This whole process has made me want to read The Politics of Choice; Why More is Less, by Barry Schwartz. I read a really good review of this recently. The point of the book seems to be that choice isn't just a undeniable good thing; it comes with a cost. That cost is the time you take to think about it, and the cost of making a bad choice. It's hard to know without looking at the outcomes where the cost benefits of super choice will end up. But is likely that more risk will be transferred to consumers, and not necessarily more benefits to match.

Saturday, June 04, 2005

Risk transfer

The Economist (subscription only) had an article in its recent survey of banks on the new and increasingly tight regulation of banks world wide.

"Medieval engineers built many daunting castles with thick walls and redoubts that made them seem impregnable to the armies of the day. But sooner or later they were destroyed or simply by-passed by invaders. In the same way, the big banks that dominate the financial landscape at present may turn out to be less secure than they seem."

The major argument of the article was that by regulating banks very carefully to require them to hold more capital if they took greater risk, a natural process of regulatory arbitrage means that the risks get transferred elsewhere.

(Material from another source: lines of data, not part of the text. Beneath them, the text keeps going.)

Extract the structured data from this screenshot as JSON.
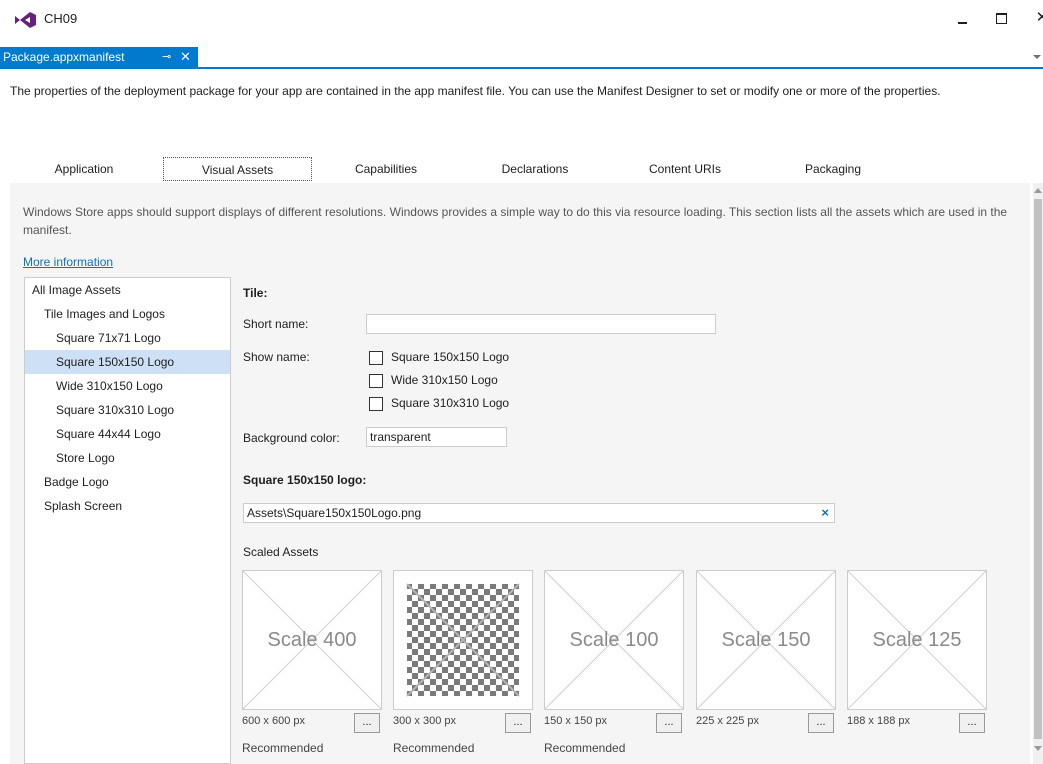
{
  "window": {
    "title": "CH09"
  },
  "document_tab": {
    "label": "Package.appxmanifest",
    "pin_icon": "pin-icon",
    "close_glyph": "✕"
  },
  "description": "The properties of the deployment package for your app are contained in the app manifest file. You can use the Manifest Designer to set or modify one or more of the properties.",
  "section_tabs": [
    {
      "label": "Application"
    },
    {
      "label": "Visual Assets"
    },
    {
      "label": "Capabilities"
    },
    {
      "label": "Declarations"
    },
    {
      "label": "Content URIs"
    },
    {
      "label": "Packaging"
    }
  ],
  "active_section": "Visual Assets",
  "panel": {
    "description": "Windows Store apps should support displays of different resolutions. Windows provides a simple way to do this via resource loading. This section lists all the assets which are used in the manifest.",
    "more_info": "More information"
  },
  "tree": [
    {
      "label": "All Image Assets",
      "level": 0
    },
    {
      "label": "Tile Images and Logos",
      "level": 1
    },
    {
      "label": "Square 71x71 Logo",
      "level": 2
    },
    {
      "label": "Square 150x150 Logo",
      "level": 2,
      "selected": true
    },
    {
      "label": "Wide 310x150 Logo",
      "level": 2
    },
    {
      "label": "Square 310x310 Logo",
      "level": 2
    },
    {
      "label": "Square 44x44 Logo",
      "level": 2
    },
    {
      "label": "Store Logo",
      "level": 2
    },
    {
      "label": "Badge Logo",
      "level": 1
    },
    {
      "label": "Splash Screen",
      "level": 1
    }
  ],
  "tile": {
    "heading": "Tile:",
    "short_name_label": "Short name:",
    "short_name_value": "",
    "show_name_label": "Show name:",
    "show_name_options": [
      {
        "label": "Square 150x150 Logo",
        "checked": false
      },
      {
        "label": "Wide 310x150 Logo",
        "checked": false
      },
      {
        "label": "Square 310x310 Logo",
        "checked": false
      }
    ],
    "background_color_label": "Background color:",
    "background_color_value": "transparent"
  },
  "logo": {
    "heading": "Square 150x150 logo:",
    "path": "Assets\\Square150x150Logo.png",
    "clear_glyph": "×"
  },
  "scaled_assets": {
    "heading": "Scaled Assets",
    "browse_label": "...",
    "items": [
      {
        "placeholder": "Scale 400",
        "size": "600 x 600 px",
        "note": "Recommended",
        "has_image": false
      },
      {
        "placeholder": "",
        "size": "300 x 300 px",
        "note": "Recommended",
        "has_image": true
      },
      {
        "placeholder": "Scale 100",
        "size": "150 x 150 px",
        "note": "Recommended",
        "has_image": false
      },
      {
        "placeholder": "Scale 150",
        "size": "225 x 225 px",
        "note": "",
        "has_image": false
      },
      {
        "placeholder": "Scale 125",
        "size": "188 x 188 px",
        "note": "",
        "has_image": false
      }
    ]
  },
  "colors": {
    "accent": "#007acc",
    "link": "#0e70c0",
    "selection": "#cde0f5",
    "panel_bg": "#f5f5f5"
  }
}
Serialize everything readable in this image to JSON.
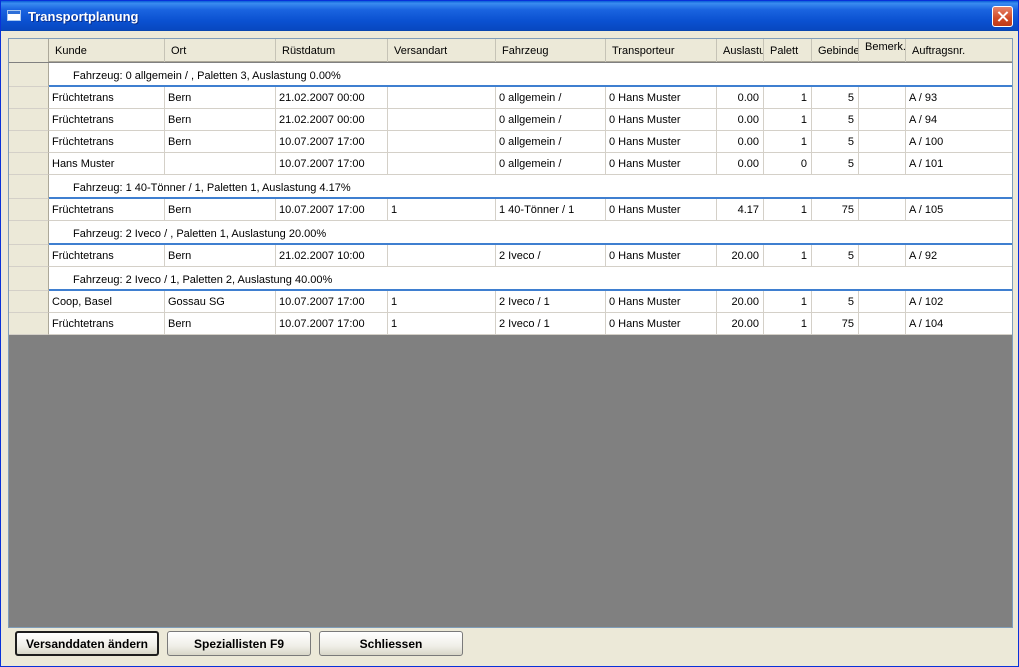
{
  "window": {
    "title": "Transportplanung"
  },
  "columns": [
    "Kunde",
    "Ort",
    "Rüstdatum",
    "Versandart",
    "Fahrzeug",
    "Transporteur",
    "Auslastu",
    "Palett",
    "Gebinde",
    "Bemerk.",
    "Auftragsnr."
  ],
  "groups": [
    {
      "header": "Fahrzeug: 0 allgemein / , Paletten 3, Auslastung 0.00%",
      "rows": [
        [
          "Früchtetrans",
          "Bern",
          "21.02.2007 00:00",
          "",
          "0 allgemein /",
          "0 Hans Muster",
          "0.00",
          "1",
          "5",
          "",
          "A / 93"
        ],
        [
          "Früchtetrans",
          "Bern",
          "21.02.2007 00:00",
          "",
          "0 allgemein /",
          "0 Hans Muster",
          "0.00",
          "1",
          "5",
          "",
          "A / 94"
        ],
        [
          "Früchtetrans",
          "Bern",
          "10.07.2007 17:00",
          "",
          "0 allgemein /",
          "0 Hans Muster",
          "0.00",
          "1",
          "5",
          "",
          "A / 100"
        ],
        [
          "Hans Muster",
          "",
          "10.07.2007 17:00",
          "",
          "0 allgemein /",
          "0 Hans Muster",
          "0.00",
          "0",
          "5",
          "",
          "A / 101"
        ]
      ]
    },
    {
      "header": "Fahrzeug: 1 40-Tönner / 1, Paletten 1, Auslastung 4.17%",
      "rows": [
        [
          "Früchtetrans",
          "Bern",
          "10.07.2007 17:00",
          "1",
          "1 40-Tönner / 1",
          "0 Hans Muster",
          "4.17",
          "1",
          "75",
          "",
          "A / 105"
        ]
      ]
    },
    {
      "header": "Fahrzeug: 2 Iveco / , Paletten 1, Auslastung 20.00%",
      "rows": [
        [
          "Früchtetrans",
          "Bern",
          "21.02.2007 10:00",
          "",
          "2 Iveco /",
          "0 Hans Muster",
          "20.00",
          "1",
          "5",
          "",
          "A / 92"
        ]
      ]
    },
    {
      "header": "Fahrzeug: 2 Iveco / 1, Paletten 2, Auslastung 40.00%",
      "rows": [
        [
          "Coop, Basel",
          "Gossau SG",
          "10.07.2007 17:00",
          "1",
          "2 Iveco / 1",
          "0 Hans Muster",
          "20.00",
          "1",
          "5",
          "",
          "A / 102"
        ],
        [
          "Früchtetrans",
          "Bern",
          "10.07.2007 17:00",
          "1",
          "2 Iveco / 1",
          "0 Hans Muster",
          "20.00",
          "1",
          "75",
          "",
          "A / 104"
        ]
      ]
    }
  ],
  "buttons": {
    "change": "Versanddaten ändern",
    "special": "Speziallisten F9",
    "close": "Schliessen"
  },
  "icons": {
    "window": "window-icon",
    "close": "close-icon"
  }
}
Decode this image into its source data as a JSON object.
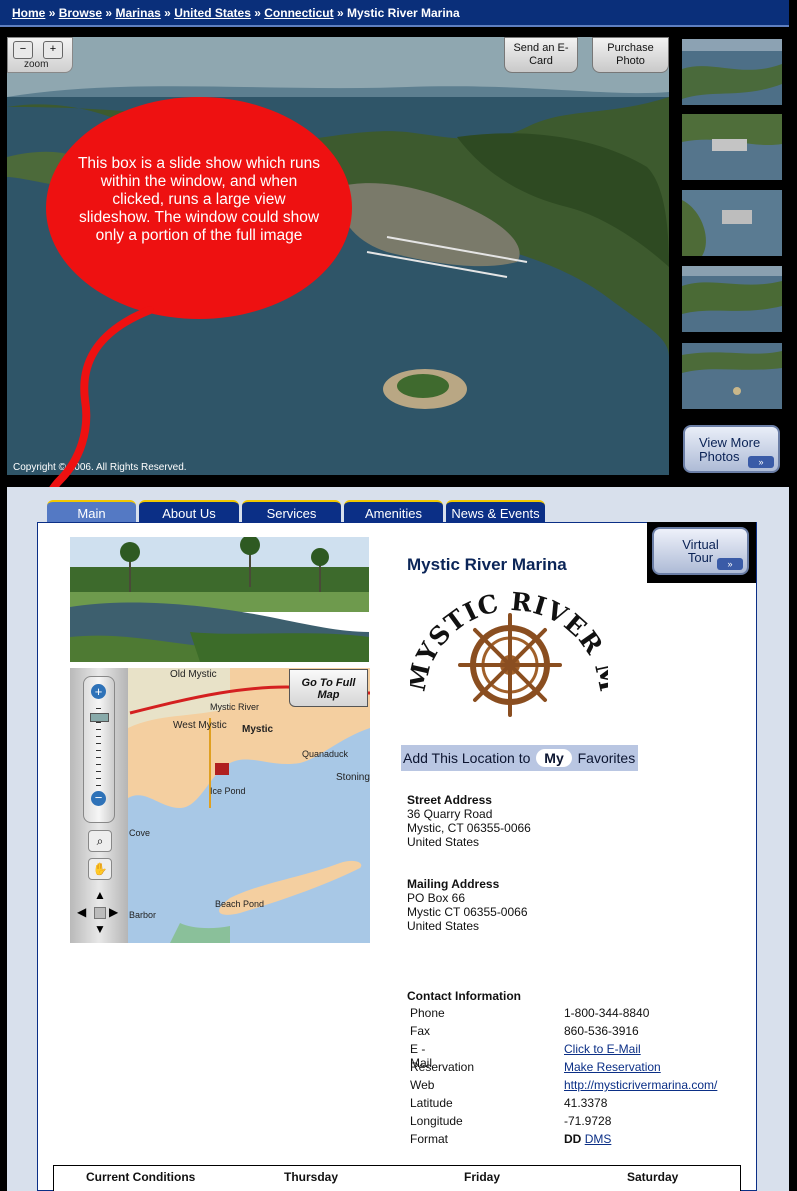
{
  "breadcrumb": {
    "items": [
      "Home",
      "Browse",
      "Marinas",
      "United States",
      "Connecticut"
    ],
    "separator": "»",
    "current": "Mystic River Marina"
  },
  "photo": {
    "zoom_label": "zoom",
    "send_ecard": "Send an E-Card",
    "purchase_photo": "Purchase Photo",
    "copyright": "Copyright © 2006. All Rights Reserved."
  },
  "callout": {
    "text": "This box is a slide show which runs within the window, and when clicked, runs a large view slideshow.  The window could show only a portion of the full image",
    "color": "#ee1111"
  },
  "thumbnails_count": 5,
  "view_more": "View More Photos",
  "tabs": [
    "Main",
    "About Us",
    "Services",
    "Amenities",
    "News & Events"
  ],
  "active_tab": "Main",
  "virtual_tour": "Virtual Tour",
  "map": {
    "go_full": "Go To Full Map",
    "labels": [
      "Old Mystic",
      "West Mystic",
      "Mystic River",
      "Mystic",
      "Quanaduck",
      "Stoning",
      "Ice Pond",
      "Cove",
      "Beach Pond",
      "Barbor"
    ]
  },
  "marina": {
    "name": "Mystic River Marina",
    "logo_text": "MYSTIC RIVER MARINA"
  },
  "favorites": {
    "before": "Add This Location to",
    "my": "My",
    "after": "Favorites"
  },
  "street_address": {
    "label": "Street Address",
    "line1": "36 Quarry Road",
    "line2": "Mystic, CT 06355-0066",
    "line3": "United States"
  },
  "mailing_address": {
    "label": "Mailing Address",
    "line1": "PO Box 66",
    "line2": "Mystic CT 06355-0066",
    "line3": "United States"
  },
  "contact": {
    "title": "Contact Information",
    "rows": [
      {
        "key": "Phone",
        "value": "1-800-344-8840",
        "link": false
      },
      {
        "key": "Fax",
        "value": "860-536-3916",
        "link": false
      },
      {
        "key": "E - Mail",
        "value": "Click to E-Mail",
        "link": true
      },
      {
        "key": "Reservation",
        "value": "Make Reservation",
        "link": true
      },
      {
        "key": "Web",
        "value": "http://mysticrivermarina.com/",
        "link": true
      },
      {
        "key": "Latitude",
        "value": "41.3378",
        "link": false
      },
      {
        "key": "Longitude",
        "value": "-71.9728",
        "link": false
      }
    ],
    "format_key": "Format",
    "format_dd": "DD",
    "format_dms": "DMS"
  },
  "conditions": {
    "title": "Current Conditions",
    "days": [
      "Thursday",
      "Friday",
      "Saturday"
    ]
  },
  "colors": {
    "nav_blue": "#0b2f86",
    "callout_red": "#ee1111",
    "tab_active": "#5479c4"
  }
}
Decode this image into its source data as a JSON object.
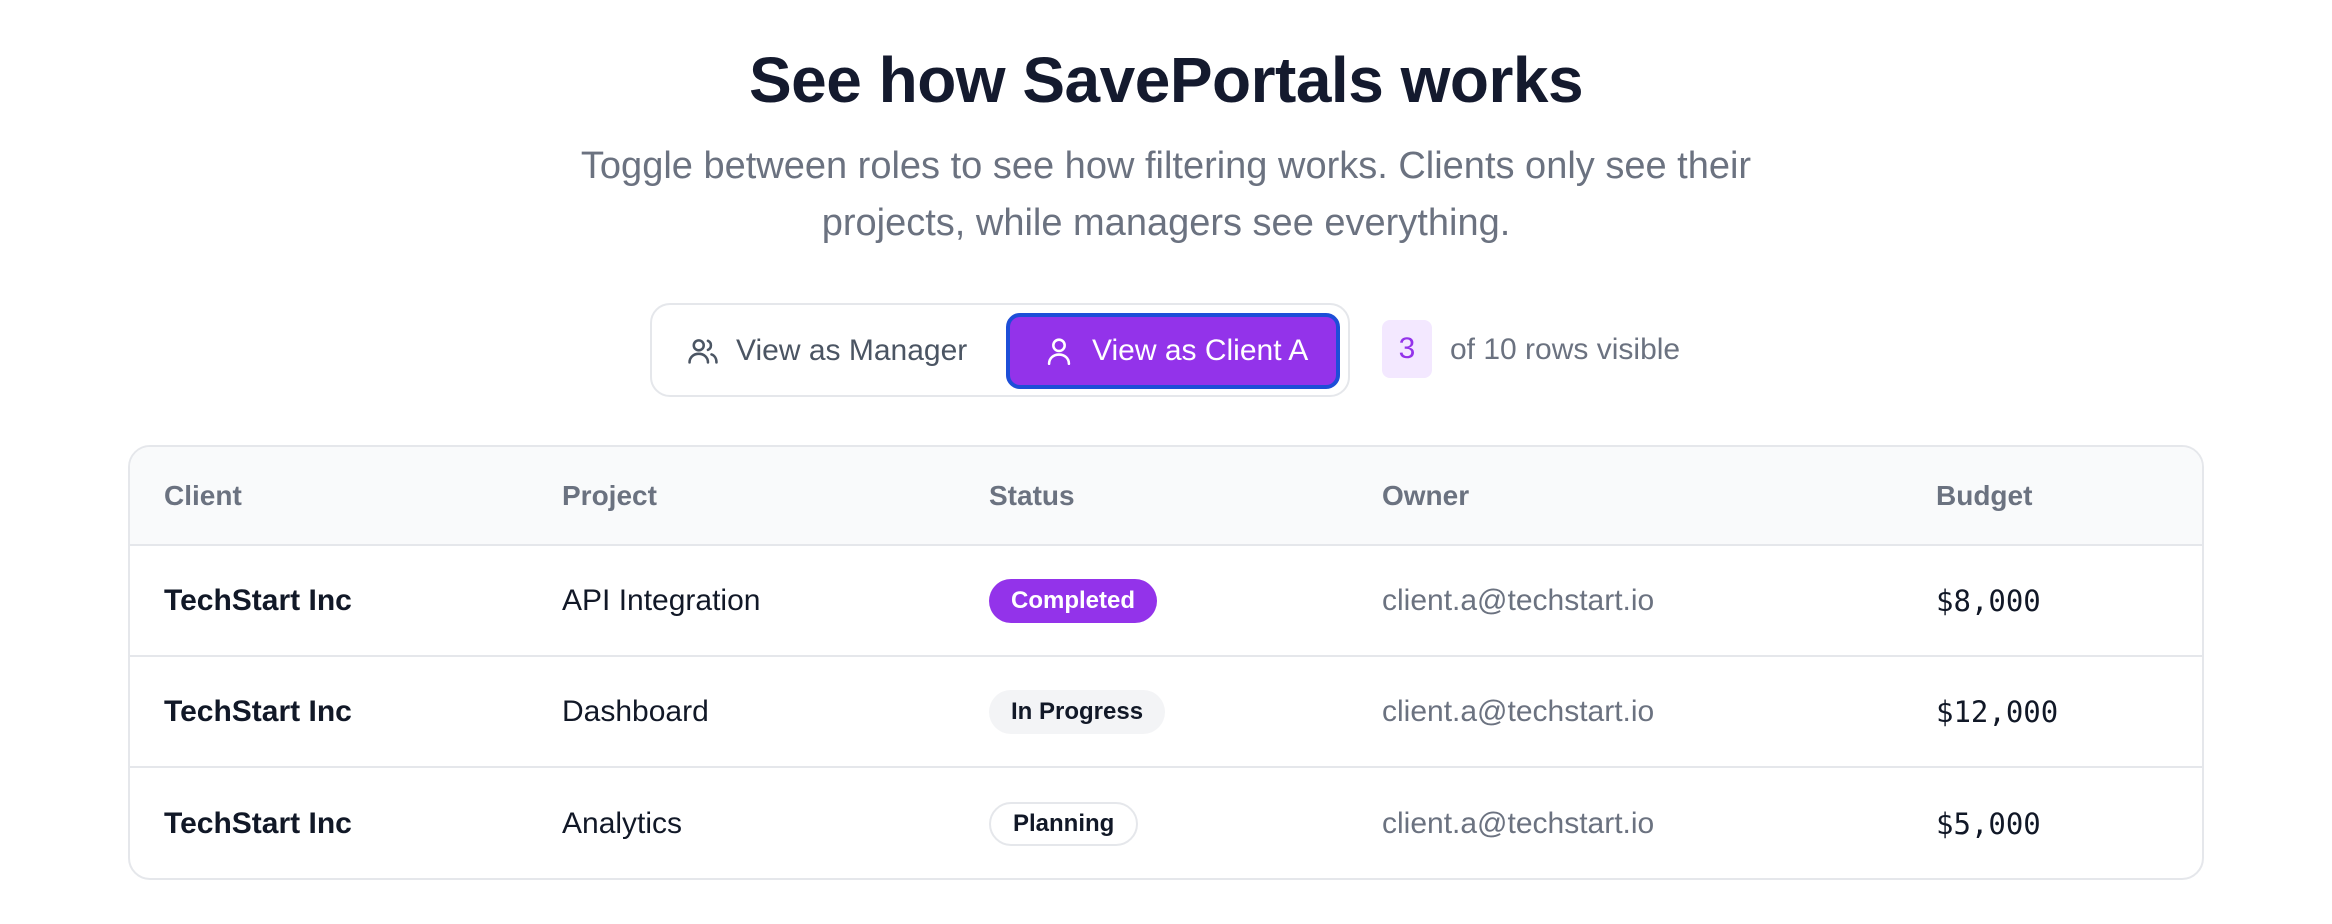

And when the regulators of other parts of the financial system do their job properly, a substantial amount of risk gets transferred to the end consumer.

According to a recent IMF study into insurance, “It is likely that such [credit] risk will continue to be passed to less sophisticated participants, namely to policyholders and hence to the household sector.” (IMF commentary in the Financial Times)

In a small way, this is what has happened to the Australian life insurance industry in the past two decades. The regulator forced the life industry to hold sufficient capital against the long term asset liability mismatches that were implicit in their traditional with profits and less traditional investment account contracts. Once that happened, life insurers were increasingly reluctant to sell such contracts, and now policyholders are effectively taking those risks by being invested in unit linked contracts.

Looking at what happened in the UK (where for whatever reason, life insurers were not sufficiently discouraged from their guarantees, and went through a pretty hairy couple of years in the early noughties) suggests that the Australian life industry got it about right. And ultimately, if the life insurer did go bust, the policyholder is wearing the risk anyway.

But right now, householders are the ones wearing the risk that their long term savings are going to be adequate for them to live on, and it's unlikely that most of them understand the risks that they are exposed to. Those that do understand those risks have decided that they're not worth taking.

Thursday, June 02, 2005

Fee rate illustrations

Superannuation choice is leading to a new round of interest in fee disclosure for superannuation (and other managed fund products). The latest argument is (as usual) between industry funds and the retail funds.

The industry funds have put together a piece of advertising showing the impact of the current difference in annual fee on a superannuation investment over a working lifetime. As expected, given that the average industry fund has a lower fee than the average retail fund, the industry funds came off much better ($85,000, according to the advertising). The retail funds hit back, and argued that the fee differential wouldn't necessarily stay the same when projected into the future. ASIC forced them to make some qualifications to the projections, and the advertising is back on air.The Australian has more.

The retail funds further argue that you're not comparing like with like; you don't get any advice with a retail fund, whereas the retail fund fee includes the cost of advice. The question is, is the advice that you get with a retail fund worth the extra amount you pay for it?

The retail funds seem to have won this round on points, but it's unlikely to be the end.

My view? It is likely that the fee differential between industry funds and retail funds will narrow. It's certainly narrower for new investments than it is for existing investments. But it won't close entirely, because advice is a valuable thing; perhaps not quite as valuable as the amount people are (implicitly) paying for it at the moment.